- installation of dense, non-liquefiable RAP elements;
- densification of liquefiable sands;
- increased lateral stress and reinforcement within the matrix soil; and
- drainage for excess pore water pressure during seismic loading.
The Impact System was designed for sustained bearing pressures of 450 to 1,000 psf for static loads with a total and differential settlement performance specification of 1 inch total and 0.5 inch or less over 50 feet for lighter structures. Heavier structures, such as the Anoxic Aeration Basins, had design bearing pressures as great as 3,600 psf with a post-construction total and differential settlement of 2 inches and 0.75 inch or less over 50 feet, respectively. For liquefaction and post-seismic settlement control, GeoEngineers specified that post-liquefaction improvement cone penetration tip resistances were to achieve a minimum qc1Ncs = 140 tsf.
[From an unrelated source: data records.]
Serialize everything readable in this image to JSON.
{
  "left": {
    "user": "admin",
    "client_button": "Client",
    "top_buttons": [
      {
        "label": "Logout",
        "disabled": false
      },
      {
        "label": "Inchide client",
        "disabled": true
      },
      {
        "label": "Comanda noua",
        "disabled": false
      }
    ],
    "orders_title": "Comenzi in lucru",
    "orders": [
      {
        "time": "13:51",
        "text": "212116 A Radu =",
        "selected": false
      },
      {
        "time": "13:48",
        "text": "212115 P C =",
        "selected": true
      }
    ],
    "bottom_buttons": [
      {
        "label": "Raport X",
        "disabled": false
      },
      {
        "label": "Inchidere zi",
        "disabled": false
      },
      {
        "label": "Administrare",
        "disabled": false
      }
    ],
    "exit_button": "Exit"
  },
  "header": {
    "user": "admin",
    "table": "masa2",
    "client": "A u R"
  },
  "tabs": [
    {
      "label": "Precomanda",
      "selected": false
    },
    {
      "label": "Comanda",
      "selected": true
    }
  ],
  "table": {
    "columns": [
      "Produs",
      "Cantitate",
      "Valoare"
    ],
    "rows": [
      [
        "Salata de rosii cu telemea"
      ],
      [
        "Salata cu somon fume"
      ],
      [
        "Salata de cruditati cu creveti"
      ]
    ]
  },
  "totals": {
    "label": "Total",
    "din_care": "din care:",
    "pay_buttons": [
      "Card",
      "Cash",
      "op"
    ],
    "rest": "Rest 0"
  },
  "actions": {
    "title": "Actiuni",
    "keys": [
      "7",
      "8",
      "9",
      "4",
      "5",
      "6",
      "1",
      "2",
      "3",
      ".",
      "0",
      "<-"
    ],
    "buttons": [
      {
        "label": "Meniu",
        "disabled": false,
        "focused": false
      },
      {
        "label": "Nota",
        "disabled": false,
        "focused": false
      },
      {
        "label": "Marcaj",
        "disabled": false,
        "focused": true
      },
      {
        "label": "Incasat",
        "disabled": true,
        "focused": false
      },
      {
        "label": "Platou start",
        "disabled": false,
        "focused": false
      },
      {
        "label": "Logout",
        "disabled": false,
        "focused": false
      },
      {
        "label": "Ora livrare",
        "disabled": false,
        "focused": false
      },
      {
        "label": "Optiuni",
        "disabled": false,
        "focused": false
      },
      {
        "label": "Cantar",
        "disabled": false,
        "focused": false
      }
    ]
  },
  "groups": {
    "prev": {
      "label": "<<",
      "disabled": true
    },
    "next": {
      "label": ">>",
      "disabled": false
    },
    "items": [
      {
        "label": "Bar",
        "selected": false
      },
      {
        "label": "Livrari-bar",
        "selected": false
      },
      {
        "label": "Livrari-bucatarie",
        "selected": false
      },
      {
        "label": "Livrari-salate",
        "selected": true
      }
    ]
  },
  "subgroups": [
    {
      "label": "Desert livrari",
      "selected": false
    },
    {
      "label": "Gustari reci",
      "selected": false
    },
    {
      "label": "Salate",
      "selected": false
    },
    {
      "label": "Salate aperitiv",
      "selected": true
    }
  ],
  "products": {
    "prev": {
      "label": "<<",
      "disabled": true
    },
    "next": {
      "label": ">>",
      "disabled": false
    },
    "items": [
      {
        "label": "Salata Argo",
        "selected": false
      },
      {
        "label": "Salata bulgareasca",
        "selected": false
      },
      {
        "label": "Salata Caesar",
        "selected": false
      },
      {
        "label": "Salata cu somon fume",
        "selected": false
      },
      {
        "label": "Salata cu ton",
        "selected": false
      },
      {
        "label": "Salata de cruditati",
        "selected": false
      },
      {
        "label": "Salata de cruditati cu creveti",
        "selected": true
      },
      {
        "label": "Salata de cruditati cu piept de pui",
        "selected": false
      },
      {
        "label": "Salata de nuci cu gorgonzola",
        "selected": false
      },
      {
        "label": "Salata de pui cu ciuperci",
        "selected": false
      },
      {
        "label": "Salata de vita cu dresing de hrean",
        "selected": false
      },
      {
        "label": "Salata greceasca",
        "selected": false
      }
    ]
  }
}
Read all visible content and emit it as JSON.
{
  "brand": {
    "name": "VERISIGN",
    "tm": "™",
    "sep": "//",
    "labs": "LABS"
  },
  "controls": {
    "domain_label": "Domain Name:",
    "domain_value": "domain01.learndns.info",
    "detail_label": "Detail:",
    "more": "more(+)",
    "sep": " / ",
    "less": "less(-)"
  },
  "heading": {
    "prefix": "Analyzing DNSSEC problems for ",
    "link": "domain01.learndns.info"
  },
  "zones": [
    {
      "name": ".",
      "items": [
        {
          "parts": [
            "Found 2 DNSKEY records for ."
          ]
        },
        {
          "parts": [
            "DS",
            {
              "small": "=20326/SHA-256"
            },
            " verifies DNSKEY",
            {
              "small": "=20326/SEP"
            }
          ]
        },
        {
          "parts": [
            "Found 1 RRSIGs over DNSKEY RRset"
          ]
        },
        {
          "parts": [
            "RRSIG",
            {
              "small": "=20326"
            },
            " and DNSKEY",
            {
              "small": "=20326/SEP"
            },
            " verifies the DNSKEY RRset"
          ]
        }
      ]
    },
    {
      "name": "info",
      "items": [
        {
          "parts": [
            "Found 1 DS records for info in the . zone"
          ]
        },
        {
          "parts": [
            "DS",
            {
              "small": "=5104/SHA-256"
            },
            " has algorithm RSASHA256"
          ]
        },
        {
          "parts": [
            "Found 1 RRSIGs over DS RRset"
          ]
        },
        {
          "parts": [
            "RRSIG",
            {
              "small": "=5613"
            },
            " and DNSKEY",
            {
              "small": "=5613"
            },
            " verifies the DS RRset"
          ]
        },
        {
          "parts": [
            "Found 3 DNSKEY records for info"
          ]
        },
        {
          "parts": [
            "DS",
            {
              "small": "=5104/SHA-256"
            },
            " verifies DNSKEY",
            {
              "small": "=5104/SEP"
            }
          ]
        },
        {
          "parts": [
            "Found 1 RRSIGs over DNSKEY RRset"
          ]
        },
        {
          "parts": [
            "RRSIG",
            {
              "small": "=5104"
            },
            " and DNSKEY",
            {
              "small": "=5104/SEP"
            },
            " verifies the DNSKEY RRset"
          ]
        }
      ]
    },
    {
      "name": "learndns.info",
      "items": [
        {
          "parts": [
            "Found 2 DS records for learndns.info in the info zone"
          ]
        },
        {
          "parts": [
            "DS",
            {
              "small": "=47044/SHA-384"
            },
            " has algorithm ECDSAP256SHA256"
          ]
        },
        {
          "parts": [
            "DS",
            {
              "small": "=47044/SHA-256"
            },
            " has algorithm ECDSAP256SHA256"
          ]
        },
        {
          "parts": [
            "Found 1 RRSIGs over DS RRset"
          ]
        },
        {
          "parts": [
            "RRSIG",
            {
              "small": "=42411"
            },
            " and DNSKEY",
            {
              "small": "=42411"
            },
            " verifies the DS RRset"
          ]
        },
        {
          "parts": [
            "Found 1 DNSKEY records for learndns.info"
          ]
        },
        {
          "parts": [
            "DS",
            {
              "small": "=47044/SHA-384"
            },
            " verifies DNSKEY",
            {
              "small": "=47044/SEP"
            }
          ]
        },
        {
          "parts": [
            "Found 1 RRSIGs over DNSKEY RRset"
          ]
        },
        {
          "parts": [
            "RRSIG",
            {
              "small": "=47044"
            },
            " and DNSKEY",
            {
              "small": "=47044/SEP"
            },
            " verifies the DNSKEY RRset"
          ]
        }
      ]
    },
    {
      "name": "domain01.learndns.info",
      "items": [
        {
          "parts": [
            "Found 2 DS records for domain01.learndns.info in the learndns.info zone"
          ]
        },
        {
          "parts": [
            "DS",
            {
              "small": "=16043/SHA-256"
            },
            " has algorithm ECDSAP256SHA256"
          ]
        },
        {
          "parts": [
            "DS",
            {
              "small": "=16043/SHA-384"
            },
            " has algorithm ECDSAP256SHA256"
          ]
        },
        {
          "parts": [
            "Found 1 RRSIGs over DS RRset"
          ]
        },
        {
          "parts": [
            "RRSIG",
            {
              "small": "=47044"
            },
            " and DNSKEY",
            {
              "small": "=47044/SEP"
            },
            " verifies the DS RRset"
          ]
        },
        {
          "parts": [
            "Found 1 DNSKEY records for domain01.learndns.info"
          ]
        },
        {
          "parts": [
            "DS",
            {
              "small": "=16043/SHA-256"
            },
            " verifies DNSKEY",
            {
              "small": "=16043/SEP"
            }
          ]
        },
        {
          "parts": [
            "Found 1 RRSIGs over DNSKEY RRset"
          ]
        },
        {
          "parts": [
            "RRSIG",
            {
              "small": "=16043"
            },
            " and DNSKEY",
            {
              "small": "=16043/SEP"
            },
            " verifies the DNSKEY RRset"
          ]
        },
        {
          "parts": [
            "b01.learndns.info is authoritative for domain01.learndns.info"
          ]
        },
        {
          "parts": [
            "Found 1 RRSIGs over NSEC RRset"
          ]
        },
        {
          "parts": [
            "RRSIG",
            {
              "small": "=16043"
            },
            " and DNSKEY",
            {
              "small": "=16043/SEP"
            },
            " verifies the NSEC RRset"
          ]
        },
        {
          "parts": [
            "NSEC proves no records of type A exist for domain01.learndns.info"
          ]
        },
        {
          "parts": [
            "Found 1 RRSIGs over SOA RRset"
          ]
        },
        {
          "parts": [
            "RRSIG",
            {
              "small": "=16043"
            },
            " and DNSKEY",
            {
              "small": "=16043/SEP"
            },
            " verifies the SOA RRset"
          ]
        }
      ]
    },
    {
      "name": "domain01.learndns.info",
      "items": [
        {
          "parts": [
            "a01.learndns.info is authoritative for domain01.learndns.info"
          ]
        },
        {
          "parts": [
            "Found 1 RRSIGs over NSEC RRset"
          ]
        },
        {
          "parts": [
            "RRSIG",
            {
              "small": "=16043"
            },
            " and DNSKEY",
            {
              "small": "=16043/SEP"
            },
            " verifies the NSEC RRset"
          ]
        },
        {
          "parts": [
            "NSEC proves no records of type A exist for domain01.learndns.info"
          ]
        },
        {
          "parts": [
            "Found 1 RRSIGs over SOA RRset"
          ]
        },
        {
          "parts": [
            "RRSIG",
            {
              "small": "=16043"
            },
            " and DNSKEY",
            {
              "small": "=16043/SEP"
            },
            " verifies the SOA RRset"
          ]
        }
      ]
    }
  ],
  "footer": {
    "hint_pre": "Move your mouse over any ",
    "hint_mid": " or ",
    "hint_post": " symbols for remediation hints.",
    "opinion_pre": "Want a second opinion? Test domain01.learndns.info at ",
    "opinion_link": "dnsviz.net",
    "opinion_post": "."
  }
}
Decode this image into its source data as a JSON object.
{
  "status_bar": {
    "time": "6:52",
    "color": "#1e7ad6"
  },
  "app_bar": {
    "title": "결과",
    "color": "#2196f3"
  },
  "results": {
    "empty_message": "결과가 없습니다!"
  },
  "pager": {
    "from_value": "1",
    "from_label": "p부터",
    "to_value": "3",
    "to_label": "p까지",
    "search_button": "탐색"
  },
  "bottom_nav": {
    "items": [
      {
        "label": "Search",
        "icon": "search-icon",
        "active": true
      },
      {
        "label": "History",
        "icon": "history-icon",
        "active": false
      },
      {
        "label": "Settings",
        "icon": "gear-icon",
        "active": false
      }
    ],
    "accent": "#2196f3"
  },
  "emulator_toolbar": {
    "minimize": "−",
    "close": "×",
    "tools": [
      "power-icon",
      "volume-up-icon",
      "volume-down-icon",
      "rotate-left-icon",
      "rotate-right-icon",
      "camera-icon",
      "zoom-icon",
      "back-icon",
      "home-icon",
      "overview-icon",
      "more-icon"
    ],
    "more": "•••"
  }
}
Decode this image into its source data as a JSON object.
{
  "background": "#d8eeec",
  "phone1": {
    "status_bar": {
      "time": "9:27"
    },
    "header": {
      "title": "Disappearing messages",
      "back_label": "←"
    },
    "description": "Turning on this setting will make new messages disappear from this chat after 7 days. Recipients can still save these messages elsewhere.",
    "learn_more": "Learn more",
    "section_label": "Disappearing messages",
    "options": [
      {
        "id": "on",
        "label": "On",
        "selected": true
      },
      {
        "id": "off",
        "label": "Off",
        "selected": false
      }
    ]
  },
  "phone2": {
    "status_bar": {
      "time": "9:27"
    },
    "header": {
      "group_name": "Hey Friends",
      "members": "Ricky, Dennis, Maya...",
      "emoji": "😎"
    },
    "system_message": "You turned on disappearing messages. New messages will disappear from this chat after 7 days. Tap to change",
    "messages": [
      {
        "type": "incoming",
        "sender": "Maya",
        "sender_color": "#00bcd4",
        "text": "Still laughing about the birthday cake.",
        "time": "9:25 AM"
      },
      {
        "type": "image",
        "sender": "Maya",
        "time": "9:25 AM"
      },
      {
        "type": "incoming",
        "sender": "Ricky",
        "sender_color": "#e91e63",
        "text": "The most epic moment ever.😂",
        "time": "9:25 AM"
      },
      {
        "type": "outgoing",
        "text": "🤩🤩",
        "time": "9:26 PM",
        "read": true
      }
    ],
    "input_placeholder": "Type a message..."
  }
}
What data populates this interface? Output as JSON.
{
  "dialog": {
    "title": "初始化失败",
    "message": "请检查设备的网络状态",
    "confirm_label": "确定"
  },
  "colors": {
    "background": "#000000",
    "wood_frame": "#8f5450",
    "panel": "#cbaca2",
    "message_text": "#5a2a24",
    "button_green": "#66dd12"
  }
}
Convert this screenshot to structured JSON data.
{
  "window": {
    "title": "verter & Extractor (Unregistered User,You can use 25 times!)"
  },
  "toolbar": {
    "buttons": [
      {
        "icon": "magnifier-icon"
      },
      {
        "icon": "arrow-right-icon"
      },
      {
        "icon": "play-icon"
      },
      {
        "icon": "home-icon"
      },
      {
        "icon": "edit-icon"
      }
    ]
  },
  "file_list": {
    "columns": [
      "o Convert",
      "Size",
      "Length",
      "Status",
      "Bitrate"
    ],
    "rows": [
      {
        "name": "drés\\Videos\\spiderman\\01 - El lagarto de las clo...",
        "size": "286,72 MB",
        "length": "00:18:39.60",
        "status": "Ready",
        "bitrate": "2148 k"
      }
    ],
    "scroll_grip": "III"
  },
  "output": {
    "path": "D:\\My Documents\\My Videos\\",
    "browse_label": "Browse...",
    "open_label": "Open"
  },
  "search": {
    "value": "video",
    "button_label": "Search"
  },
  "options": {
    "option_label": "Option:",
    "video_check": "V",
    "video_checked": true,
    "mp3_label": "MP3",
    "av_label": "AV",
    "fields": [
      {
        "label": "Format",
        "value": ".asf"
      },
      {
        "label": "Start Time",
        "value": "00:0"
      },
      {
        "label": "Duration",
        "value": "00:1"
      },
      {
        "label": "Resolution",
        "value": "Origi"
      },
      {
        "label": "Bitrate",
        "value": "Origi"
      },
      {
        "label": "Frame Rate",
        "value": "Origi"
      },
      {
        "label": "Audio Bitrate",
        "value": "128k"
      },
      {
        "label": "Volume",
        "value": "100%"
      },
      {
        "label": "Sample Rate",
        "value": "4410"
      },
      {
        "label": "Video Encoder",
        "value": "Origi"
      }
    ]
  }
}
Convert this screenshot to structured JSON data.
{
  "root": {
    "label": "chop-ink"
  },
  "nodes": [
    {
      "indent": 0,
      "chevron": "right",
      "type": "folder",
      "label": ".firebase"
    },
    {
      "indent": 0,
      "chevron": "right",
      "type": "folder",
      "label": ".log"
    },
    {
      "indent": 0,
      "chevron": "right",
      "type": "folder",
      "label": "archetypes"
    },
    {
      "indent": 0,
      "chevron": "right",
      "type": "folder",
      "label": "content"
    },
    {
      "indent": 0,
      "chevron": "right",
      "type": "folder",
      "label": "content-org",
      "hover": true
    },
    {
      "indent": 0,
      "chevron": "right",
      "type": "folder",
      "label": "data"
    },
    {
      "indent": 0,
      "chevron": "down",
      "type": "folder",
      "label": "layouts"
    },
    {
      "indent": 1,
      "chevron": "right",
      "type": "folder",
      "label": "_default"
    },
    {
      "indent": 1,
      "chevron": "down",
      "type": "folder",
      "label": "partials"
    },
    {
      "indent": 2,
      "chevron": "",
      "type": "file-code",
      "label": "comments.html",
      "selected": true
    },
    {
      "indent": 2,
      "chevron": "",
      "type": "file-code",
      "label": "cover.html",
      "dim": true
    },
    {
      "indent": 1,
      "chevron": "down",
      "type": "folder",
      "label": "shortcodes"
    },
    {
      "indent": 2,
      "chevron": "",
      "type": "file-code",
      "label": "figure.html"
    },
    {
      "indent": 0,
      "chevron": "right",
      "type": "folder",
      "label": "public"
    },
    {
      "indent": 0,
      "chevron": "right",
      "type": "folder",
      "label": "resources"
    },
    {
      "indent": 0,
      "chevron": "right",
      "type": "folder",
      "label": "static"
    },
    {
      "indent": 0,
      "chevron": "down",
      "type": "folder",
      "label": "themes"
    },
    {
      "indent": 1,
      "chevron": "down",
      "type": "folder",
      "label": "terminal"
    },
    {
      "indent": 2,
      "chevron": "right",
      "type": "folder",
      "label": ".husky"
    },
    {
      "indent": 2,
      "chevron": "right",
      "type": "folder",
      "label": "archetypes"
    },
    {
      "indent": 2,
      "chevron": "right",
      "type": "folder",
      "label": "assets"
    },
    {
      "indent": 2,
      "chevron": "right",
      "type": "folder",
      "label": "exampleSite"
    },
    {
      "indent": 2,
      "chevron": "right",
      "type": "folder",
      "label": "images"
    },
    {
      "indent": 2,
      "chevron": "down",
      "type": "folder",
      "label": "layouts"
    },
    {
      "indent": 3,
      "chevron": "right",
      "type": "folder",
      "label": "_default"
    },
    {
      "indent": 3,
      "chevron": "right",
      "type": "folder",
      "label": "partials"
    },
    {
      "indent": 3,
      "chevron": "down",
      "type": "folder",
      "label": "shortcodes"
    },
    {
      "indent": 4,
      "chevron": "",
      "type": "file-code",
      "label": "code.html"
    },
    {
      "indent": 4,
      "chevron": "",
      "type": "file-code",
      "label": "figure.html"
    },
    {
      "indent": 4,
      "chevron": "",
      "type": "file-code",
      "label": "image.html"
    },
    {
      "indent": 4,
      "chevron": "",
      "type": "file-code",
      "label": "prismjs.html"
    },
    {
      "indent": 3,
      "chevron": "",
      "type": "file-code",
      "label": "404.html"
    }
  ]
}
RAP spacing of up to 8 feet on-center was used to control heavy column, wall, and slab loads, and liquefaction. The RAP drive depths extended to 22 feet below the ground surface. The RAP ground improvement design was verified by full-scale modulus load testing demonstrating performance that would meet or exceed the settlement criteria for sustained loading conditions. Seismic settlement control was verified by post-installation CPT testing within the matrix soil. Results of the CPT testing demonstrated that the resistance to liquefaction triggering was increased substantially through pre-installation normalized cone tip resistance values ranging from 80 to 150 tsf to post-installation values of 150 to 300 tsf, exceeding the minimum requirements for the project. Farrell Design-Build | Geopier California installed more than 2,400 RAP elements in six weeks with two crews working five days a week.
The Impact System demonstrated that the composite soil system would provide the required static and seismic performance, as specified in the contract documents. Through the combined efforts of the design team, contractors, and owner, the project resulted in a cost-effective solution for ISD that met or exceeded the project requirements.
Robert A. Kahl, P.E., G.E., is a geotechnical engineer at GeoEngineers, Inc. He can be contacted at firstname.lastname@example.org. Jennifer Skrel, P.E., is a district engineer at Ironhouse Sanitary District. She can be contacted at email@example.com. Tom M. Farrell M.S., P.E., G.E., is president of Farrell Design-Build, Inc. | Geopier California. He can be contacted at firstname.lastname@example.org.